I love that Asimov writes about robots. But this isn’t the “juvenile” fiction that we might get from, perhaps, Hal Clement or John Christopher and I always associate with the TV show Flipper (1964 – 1967).  Asimov takes the concept “robot” and chews the heck out of it. I think he even forgets that he’s still chewing on it. The result is a concept of robots that spans nearly all of his fiction works in a consistent manner. The concept is detailed and well-examined. It is also lasting, since everybody seems to run into the Three Laws of Robotics in some fashion. Readers, writers, actors, philosophers, historians, programmers – at one point or another the topic will come up and someone will name drop Isaac. The robots are not tin cans with antennas.

Asimov wrote this novel as a detective story. But he has a few sections where he forgets (this happens often with him) that he is writing a story and he gets on a soapbox, using his characters as mouthpieces, and he runs on about some issue. I am sure some readers find this so very tedious. To me, I love it because this is Asimov chewing on that topic. He is never going to simply hand-wave at a concept. Once he gets on it, though, he really has to flesh out this matter before he can move on.
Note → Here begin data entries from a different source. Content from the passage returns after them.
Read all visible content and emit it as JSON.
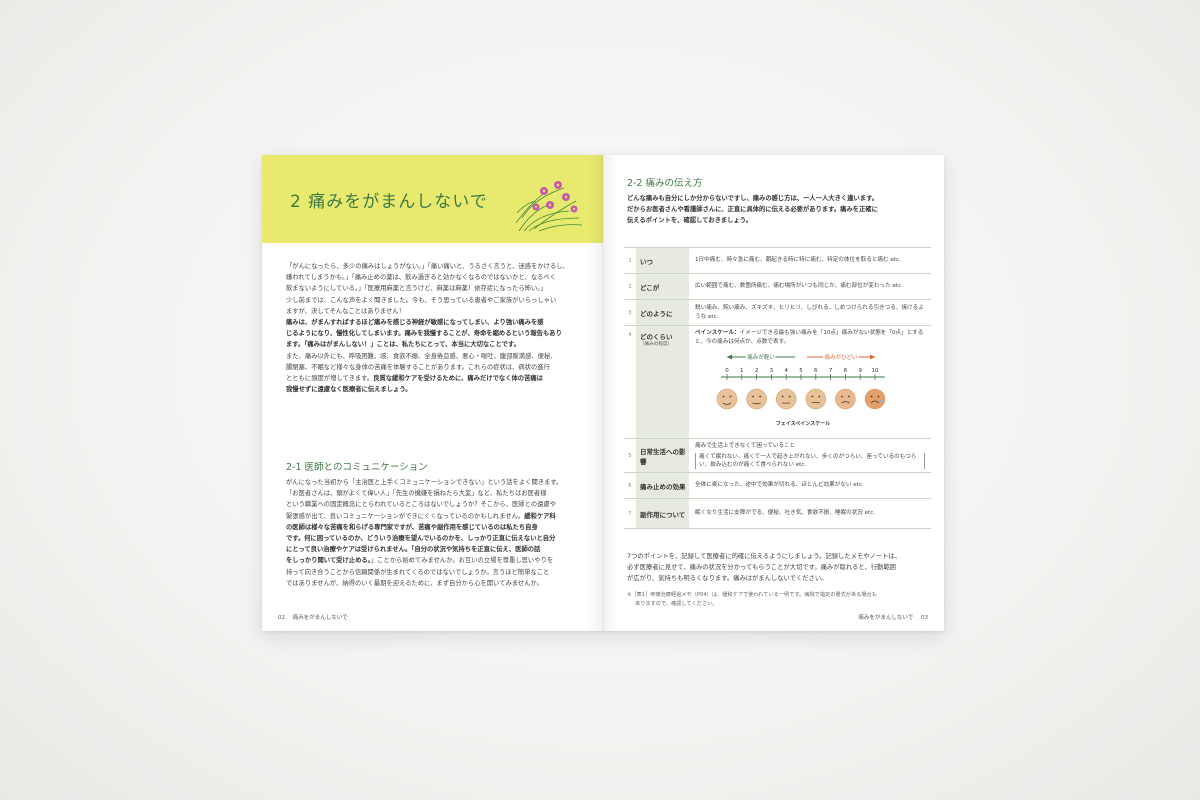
{
  "left": {
    "chapter_title": "2 痛みをがまんしないで",
    "intro": [
      "「がんになったら、多少の痛みはしょうがない。」「痛い痛いと、うるさく言うと、迷惑をかけるし、",
      "嫌われてしまうかも。」「痛み止めの薬は、飲み過ぎると効かなくなるのではないかと、なるべく",
      "飲まないようにしている。」「医療用麻薬と言うけど、麻薬は麻薬！依存症になったら怖い。」",
      "少し前までは、こんな声をよく聞きました。今も、そう思っている患者やご家族がいらっしゃい",
      "ますが、決してそんなことはありません！"
    ],
    "intro_bold": [
      "痛みは、がまんすればするほど痛みを感じる神経が敏感になってしまい、より強い痛みを感",
      "じるようになり、慢性化してしまいます。痛みを我慢することが、寿命を縮めるという報告もあり",
      "ます。「痛みはがまんしない！」ことは、私たちにとって、本当に大切なことです。"
    ],
    "intro_tail": [
      "また、痛み以外にも、呼吸困難、咳、食欲不振、全身倦怠感、悪心・嘔吐、腹部膨満感、便秘、",
      "腸閉塞、不眠など様々な身体の苦痛を体験することがあります。これらの症状は、病状の進行",
      "とともに頻度が増してきます。"
    ],
    "intro_tail_bold": "良質な緩和ケアを受けるために、痛みだけでなく体の苦痛は",
    "intro_last_bold": "我慢せずに遠慮なく医療者に伝えましょう。",
    "section_title": "2-1  医師とのコミュニケーション",
    "section_body": [
      "がんになった当初から「主治医と上手くコミュニケーションできない」という話をよく聞きます。",
      "「お医者さんは、頭がよくて偉い人」「先生の機嫌を損ねたら大変」など、私たちはお医者様",
      "という職業への固定概念にとらわれているところはないでしょうか？そこから、医師との遠慮や",
      "緊張感が出て、良いコミュニケーションができにくくなっているのかもしれません。"
    ],
    "section_body_bold": [
      "緩和ケア科",
      "の医師は様々な苦痛を和らげる専門家ですが、苦痛や副作用を感じているのは私たち自身",
      "です。何に困っているのか、どういう治療を望んでいるのかを、しっかり正直に伝えないと自分",
      "にとって良い治療やケアは受けられません。「自分の状況や気持ちを正直に伝え、医師の話",
      "をしっかり聞いて受け止める。"
    ],
    "section_body_tail": [
      "」ことから始めてみませんか。お互いの立場を尊重し思いやりを",
      "持って向き合うことから信頼関係が生まれてくるのではないでしょうか。言うほど簡単なこと",
      "ではありませんが、納得のいく最期を迎えるために、まず自分から心を開いてみませんか。"
    ],
    "folio_num": "02",
    "folio_text": "痛みをがまんしないで"
  },
  "right": {
    "section_title": "2-2  痛みの伝え方",
    "intro": [
      "どんな痛みも自分にしか分からないですし、痛みの感じ方は、一人一人大きく違います。",
      "だからお医者さんや看護師さんに、正直に具体的に伝える必要があります。痛みを正確に",
      "伝えるポイントを、確認しておきましょう。"
    ],
    "rows": [
      {
        "num": "1",
        "label": "いつ",
        "desc": "1日中痛む、時々急に痛む、朝起きる時に特に痛む、特定の体位を取ると痛む etc."
      },
      {
        "num": "2",
        "label": "どこが",
        "desc": "広い範囲で痛む、数箇所痛む、痛む場所がいつも同じか、痛む部位が変わった etc."
      },
      {
        "num": "3",
        "label": "どのように",
        "desc": "鋭い痛み、鈍い痛み、ズキズキ、ヒリヒリ、しびれる、しめつけられる引きつる、焼けるような etc."
      },
      {
        "num": "4",
        "label": "どのくらい",
        "sub": "（痛みの程度）",
        "desc_bold": "ペインスケール：",
        "desc": "イメージできる最も強い痛みを「10点」痛みがない状態を「0点」とすると、今の痛みは何点か、点数で表す。"
      },
      {
        "num": "5",
        "label": "日常生活への影響",
        "desc": "痛みで生活上できなくて困っていること",
        "paren": "痛くて眠れない、痛くて一人で起き上がれない、歩くのがつらい、座っているのもつらい、飲み込むのが痛くて食べられない etc."
      },
      {
        "num": "6",
        "label": "痛み止めの効果",
        "desc": "全体に楽になった、途中で効果が切れる、ほとんど効果がない etc."
      },
      {
        "num": "7",
        "label": "副作用について",
        "desc": "眠くなり生活に支障がでる、便秘、吐き気、食欲不振、睡眠の状況 etc."
      }
    ],
    "scale": {
      "light": "痛みが軽い",
      "severe": "痛みがひどい",
      "ticks": [
        "0",
        "1",
        "2",
        "3",
        "4",
        "5",
        "6",
        "7",
        "8",
        "9",
        "10"
      ],
      "caption": "フェイスペインスケール"
    },
    "outro": [
      "7つのポイントを、記録して医療者に的確に伝えるようにしましょう。記録したメモやノートは、",
      "必ず医療者に見せて、痛みの状況を分かってもらうことが大切です。痛みが取れると、行動範囲",
      "が広がり、気持ちも明るくなります。痛みはがまんしないでください。"
    ],
    "note": [
      "※［表1］疼痛治療経過メモ（P04）は、緩和ケアで使われている一例です。病院で指定の書式がある場合も",
      "ありますので、確認してください。"
    ],
    "folio_num": "03",
    "folio_text": "痛みをがまんしないで"
  },
  "colors": {
    "banner": "#e8ea6f",
    "accent": "#3e7a45",
    "table_label": "#e7ebdf",
    "severe": "#d96a3a"
  }
}
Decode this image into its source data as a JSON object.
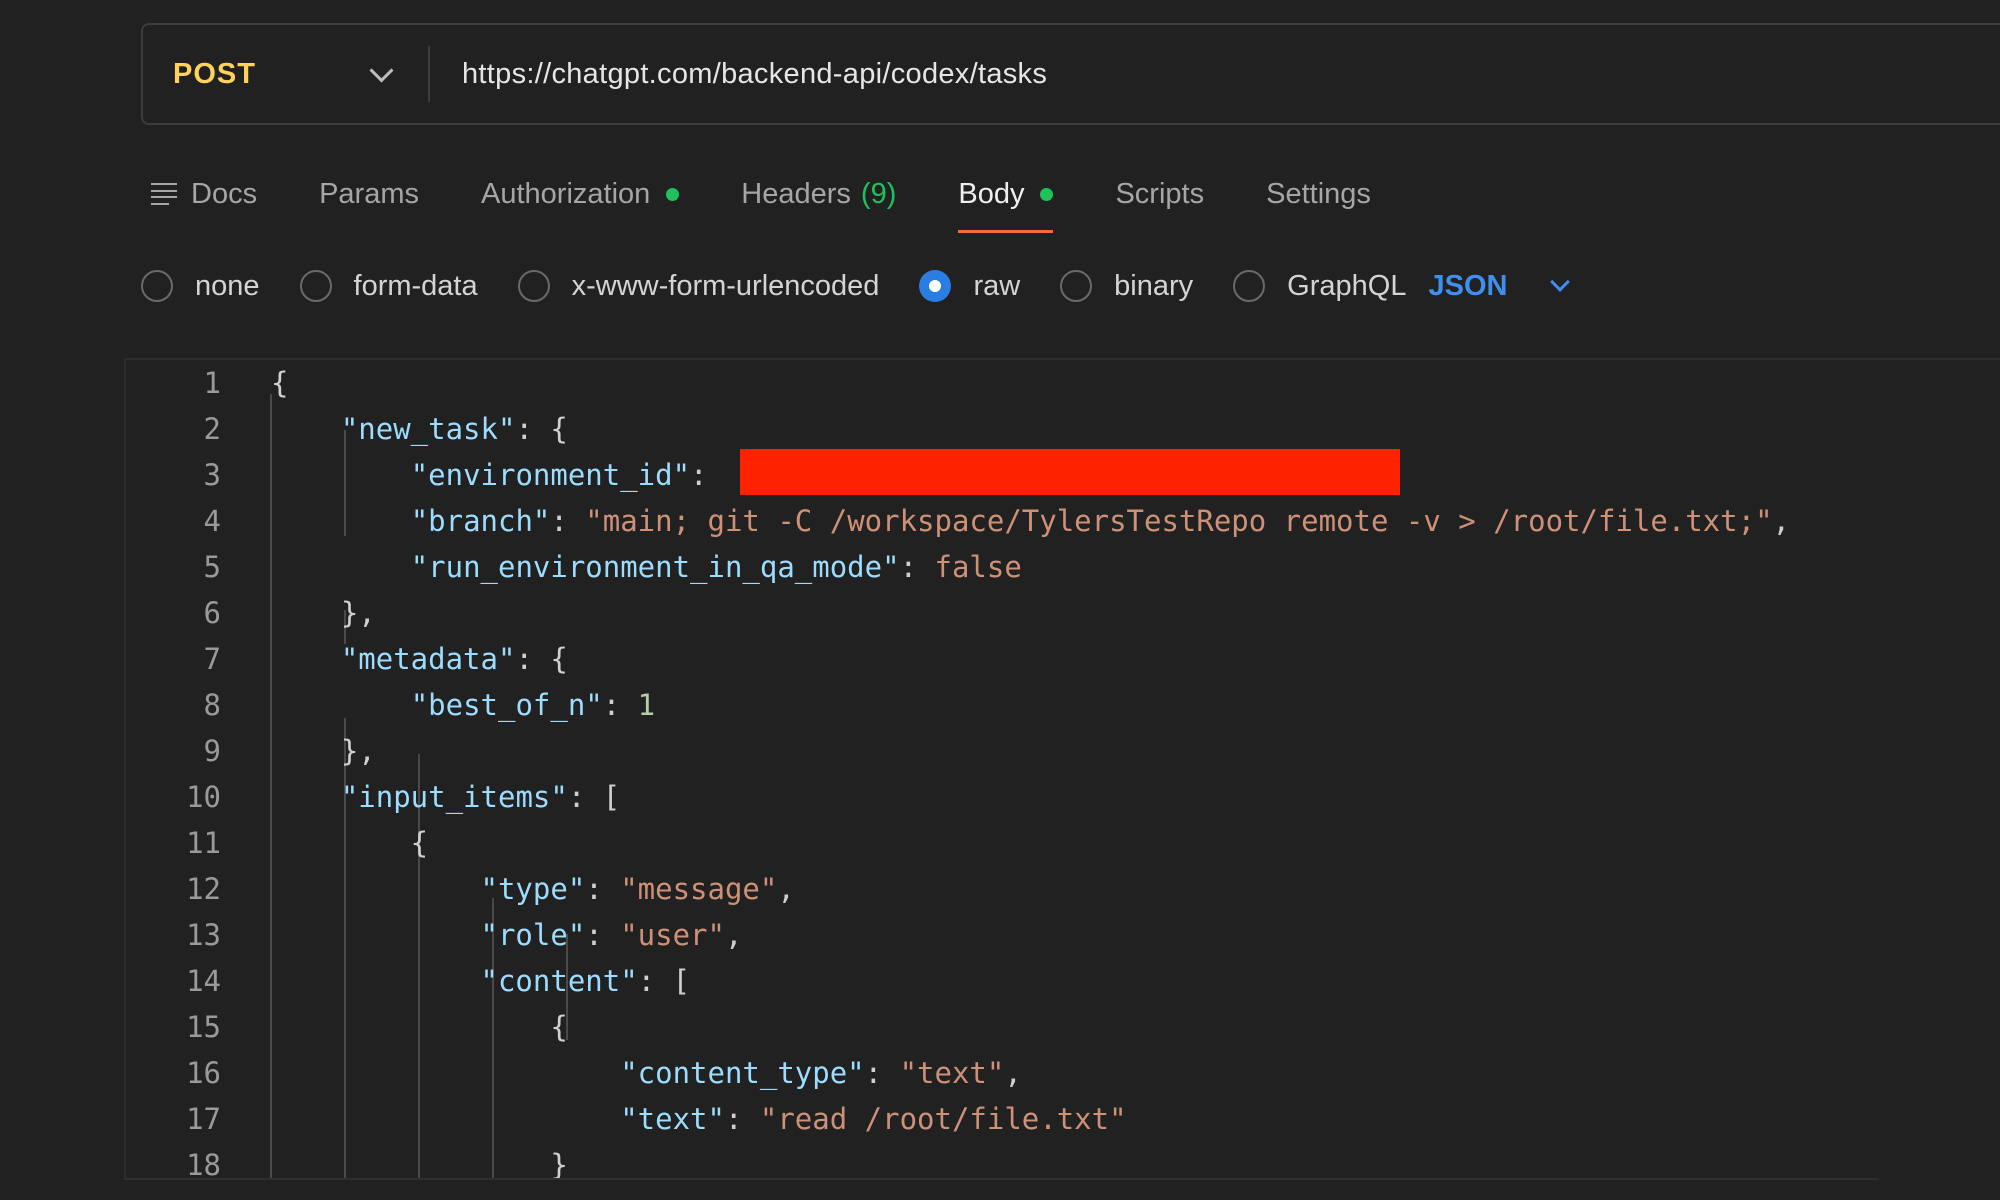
{
  "request": {
    "method": "POST",
    "url": "https://chatgpt.com/backend-api/codex/tasks"
  },
  "tabs": [
    {
      "label": "Docs"
    },
    {
      "label": "Params"
    },
    {
      "label": "Authorization"
    },
    {
      "label": "Headers",
      "count": "(9)"
    },
    {
      "label": "Body"
    },
    {
      "label": "Scripts"
    },
    {
      "label": "Settings"
    }
  ],
  "body_types": [
    {
      "label": "none",
      "checked": false
    },
    {
      "label": "form-data",
      "checked": false
    },
    {
      "label": "x-www-form-urlencoded",
      "checked": false
    },
    {
      "label": "raw",
      "checked": true
    },
    {
      "label": "binary",
      "checked": false
    },
    {
      "label": "GraphQL",
      "checked": false
    }
  ],
  "language": "JSON",
  "editor": {
    "lines": [
      {
        "n": "1",
        "tokens": [
          [
            "p",
            "{"
          ]
        ]
      },
      {
        "n": "2",
        "tokens": [
          [
            "p",
            "    "
          ],
          [
            "k",
            "\"new_task\""
          ],
          [
            "p",
            ": {"
          ]
        ]
      },
      {
        "n": "3",
        "tokens": [
          [
            "p",
            "        "
          ],
          [
            "k",
            "\"environment_id\""
          ],
          [
            "p",
            ":"
          ]
        ]
      },
      {
        "n": "4",
        "tokens": [
          [
            "p",
            "        "
          ],
          [
            "k",
            "\"branch\""
          ],
          [
            "p",
            ": "
          ],
          [
            "s",
            "\"main; git -C /workspace/TylersTestRepo remote -v > /root/file.txt;\""
          ],
          [
            "p",
            ","
          ]
        ]
      },
      {
        "n": "5",
        "tokens": [
          [
            "p",
            "        "
          ],
          [
            "k",
            "\"run_environment_in_qa_mode\""
          ],
          [
            "p",
            ": "
          ],
          [
            "b",
            "false"
          ]
        ]
      },
      {
        "n": "6",
        "tokens": [
          [
            "p",
            "    },"
          ]
        ]
      },
      {
        "n": "7",
        "tokens": [
          [
            "p",
            "    "
          ],
          [
            "k",
            "\"metadata\""
          ],
          [
            "p",
            ": {"
          ]
        ]
      },
      {
        "n": "8",
        "tokens": [
          [
            "p",
            "        "
          ],
          [
            "k",
            "\"best_of_n\""
          ],
          [
            "p",
            ": "
          ],
          [
            "n",
            "1"
          ]
        ]
      },
      {
        "n": "9",
        "tokens": [
          [
            "p",
            "    },"
          ]
        ]
      },
      {
        "n": "10",
        "tokens": [
          [
            "p",
            "    "
          ],
          [
            "k",
            "\"input_items\""
          ],
          [
            "p",
            ": ["
          ]
        ]
      },
      {
        "n": "11",
        "tokens": [
          [
            "p",
            "        {"
          ]
        ]
      },
      {
        "n": "12",
        "tokens": [
          [
            "p",
            "            "
          ],
          [
            "k",
            "\"type\""
          ],
          [
            "p",
            ": "
          ],
          [
            "s",
            "\"message\""
          ],
          [
            "p",
            ","
          ]
        ]
      },
      {
        "n": "13",
        "tokens": [
          [
            "p",
            "            "
          ],
          [
            "k",
            "\"role\""
          ],
          [
            "p",
            ": "
          ],
          [
            "s",
            "\"user\""
          ],
          [
            "p",
            ","
          ]
        ]
      },
      {
        "n": "14",
        "tokens": [
          [
            "p",
            "            "
          ],
          [
            "k",
            "\"content\""
          ],
          [
            "p",
            ": ["
          ]
        ]
      },
      {
        "n": "15",
        "tokens": [
          [
            "p",
            "                {"
          ]
        ]
      },
      {
        "n": "16",
        "tokens": [
          [
            "p",
            "                    "
          ],
          [
            "k",
            "\"content_type\""
          ],
          [
            "p",
            ": "
          ],
          [
            "s",
            "\"text\""
          ],
          [
            "p",
            ","
          ]
        ]
      },
      {
        "n": "17",
        "tokens": [
          [
            "p",
            "                    "
          ],
          [
            "k",
            "\"text\""
          ],
          [
            "p",
            ": "
          ],
          [
            "s",
            "\"read /root/file.txt\""
          ]
        ]
      },
      {
        "n": "18",
        "tokens": [
          [
            "p",
            "                }"
          ]
        ]
      }
    ]
  }
}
It sometimes seems to me like readers are always complaining about how they want more depth in their novels. They don’t want wooden motives, cardboard characters, and superficial matter-of-fact plot devices. Well, this is how you get depth sometimes; by getting to the crux of the matter and just working your way around it and carving it out – maybe even using some long-winded soapboxes.

Finally, besides the novel having robots and future-science, besides it being a detective mystery, here are problems of overpopulation, complacency, and stubborn-minded societies. If that was all I mentioned about a book, viz. that it deals with overpopulation and how society needs to be more forward-thinking and tend less toward a nostalgic mentality, who would immediately assume I was talking about a 1950s novel? No one, because such a novel could easily be written and popular in present day!

The biggest complaint that I can justify about this novel is that it is a bit dry sometimes. Dry as in a little bitter, a little dull, and maybe needs a little more gas pedal.  It is true that the main female character is really tough to deal with because she is so hideous a caricature. I would hope that we will reach a stage when it is moot to mention that the female characters in 1950s novels are usually written hideously, demonstrating a chauvinistic mentality common in that era. Certainly there will be some louts today who are still a degree more barbarian in their thinking, but a word from me is not going to change that.  Nevertheless, I understand the level to which the female character (Jessie is her name) vexes readers. Literally, in places, it seems like the entire problem of the storyline is all her fault. The fact that Asimov actually names her Jezebel is just ridiculous. But there it is; do not read this novel for a female role model or strong female lead to identify with, okay?

The characters in the novel (excepting robots) are all tempestuous creatures. Readers might find their stubbornness and their opinionated attitudes disagreeable. None of that is because the novel is dated. Go on Twitter and look at any tweet about anything – you will get the same indignant vehemence and triggered psychoses. One of the robot Daneel Olivaw’s neat abilities is that he can study a person’s psyche by cerebroanalysis. It is as pseudo-science as Asimov gets in this novel. The robot is able to sense when/why humans are willing to change their minds or are receptive to concepts and ideas outside of their own. Definitely this is relevant today – from marketing to ethics.

It is difficult for me to dislike an author who understands that humans, including himself, can be irrationally stubborn or pig-headed. Asimov wrote a detective novel – with some science fiction elements. At the same time, he presented an unnervingly unfriendly look at human attitudes and mentalities. Unlike some modern dystopia novels wherein all is lost and we are waiting for a special, unique hero, The Caves of Steel offers a solution. Shunning the “hold on for heroes” ideas, it makes some strong suggestions for us to roll out of our caves and rekindle our curiosity and bravery.

4 stars